Both Saprotrophs and pathogens include white and brown rot.
Surprisingly, different species of fungi appear to work together for survival. These are often referred to as functional guilds. Just as they help plants with sending danger signals and producing nutrition, fungi produce specific species that work together for survival in different situations.
Recent research shows that innocent fungi in plants may actually be very beneficial to the plants as protection against pathogens. Others might encourage disease. Most of the friendly fungi in plants also house dormant species of decomposers for that eventuality.
In regions with less nitrogen, there is more communication and intermingling of fungus species. Having less nitrogen increases communication between species related to plants and the larger wires across the forest. Another result is that decomposers are stimulated to create more food for everyone. This increases competition with local bacteria that also decompose plants.
These alterations can occur based on specific types of hyphae that travel into new areas seeking help. Hyphae can locate new sources of food through searching, a form of foraging for the fungi community. The fungi community uses both small location information as well as global forest wide information to adapt.
In one small area, rather than having only one species perform particular functions, groups of species work at the same task in different ways. A study of the pine forests in America showed many different distinct species with almost identical amounts of breakdown of cellulose. These can be altered by historical domination of particular species and also alterations of environment creating specific new needs.
The subtle differences of the species in a guild determine what happens when the environment and needs change in the local region. One species may become much more active. More often many in the guild operate the same way.

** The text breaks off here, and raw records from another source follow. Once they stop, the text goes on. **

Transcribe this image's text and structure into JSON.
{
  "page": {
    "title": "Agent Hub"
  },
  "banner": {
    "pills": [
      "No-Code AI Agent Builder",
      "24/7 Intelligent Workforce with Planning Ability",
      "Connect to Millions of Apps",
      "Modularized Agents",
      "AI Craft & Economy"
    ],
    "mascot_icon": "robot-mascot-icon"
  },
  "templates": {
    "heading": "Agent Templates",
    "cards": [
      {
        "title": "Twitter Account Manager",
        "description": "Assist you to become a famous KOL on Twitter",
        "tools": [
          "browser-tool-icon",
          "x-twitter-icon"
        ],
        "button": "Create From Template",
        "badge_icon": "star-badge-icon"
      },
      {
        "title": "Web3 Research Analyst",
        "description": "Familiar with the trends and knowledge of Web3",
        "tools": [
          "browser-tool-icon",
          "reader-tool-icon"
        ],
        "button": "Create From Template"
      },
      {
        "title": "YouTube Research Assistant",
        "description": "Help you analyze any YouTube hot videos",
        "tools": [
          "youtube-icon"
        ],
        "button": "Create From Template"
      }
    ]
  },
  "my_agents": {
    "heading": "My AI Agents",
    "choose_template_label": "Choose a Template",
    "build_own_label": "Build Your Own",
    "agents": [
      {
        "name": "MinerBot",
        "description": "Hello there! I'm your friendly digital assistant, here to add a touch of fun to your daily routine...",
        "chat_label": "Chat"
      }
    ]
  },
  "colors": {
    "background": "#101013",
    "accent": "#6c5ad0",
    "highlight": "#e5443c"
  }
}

Fungi and Bacteria
With only very recent studies related to the vastness of fungi, they have been considered to be similar to bacteria in many ways. But, they are not. There has been much more study of bacteria, even though fungi are probably more prominent in determining large-scale natural events. Some studies now include both at the same time.
Fungi are able to tolerate acid and are not as vulnerable to changes in pH. Bacteria are, on the other hand, very dependent on pH. Fungi are much more reactive to climate changes. With bacteria, those on land and in the ocean appear to be quite different with different effects on ecology. For fungi, there is much less difference. It appears that many of the ocean fungi came from those on land.
There seems to be more diversity among bacteria in general, twice as much in soil, an order of magnitude in ocean and animals. Fungi are more distinct by region and more similar in local regions than bacteria.
In the same regions, symbiotic root fungi have more species with more calcium in the soil, unlike bacteria. There are no correlations in diversity between the bacteria and fungi in geographical regions.
The differences between bacteria and fungi perhaps complicate approaches to disease. Because of inadequacies of the studies on fungus currently, some of the current information may not be correct.
Are Fungus the Dominant Life Form
While communication among bacteria and with plants and animals has been well documented, perhaps even more elaborate signaling occurs in fungal wires. Since fungal wires connect almost all trees and plants in large forests, signals are able to be sent out in large areas. Some of the signals are related to predators in certain areas warning other plants even far away. Other uses of the wires are for nutrient sharing.
Much more is currently known about bacteria and viral signaling. Communication among bacteria is known to be very complex.
Considerable more research must be done on fungus communication, especially signaling that occurs with cooperation among its guilds and with plants in the large forest. With fungi bridging the very small and the very large in the same creature, much needs to be learned about its communication and interactions with human life.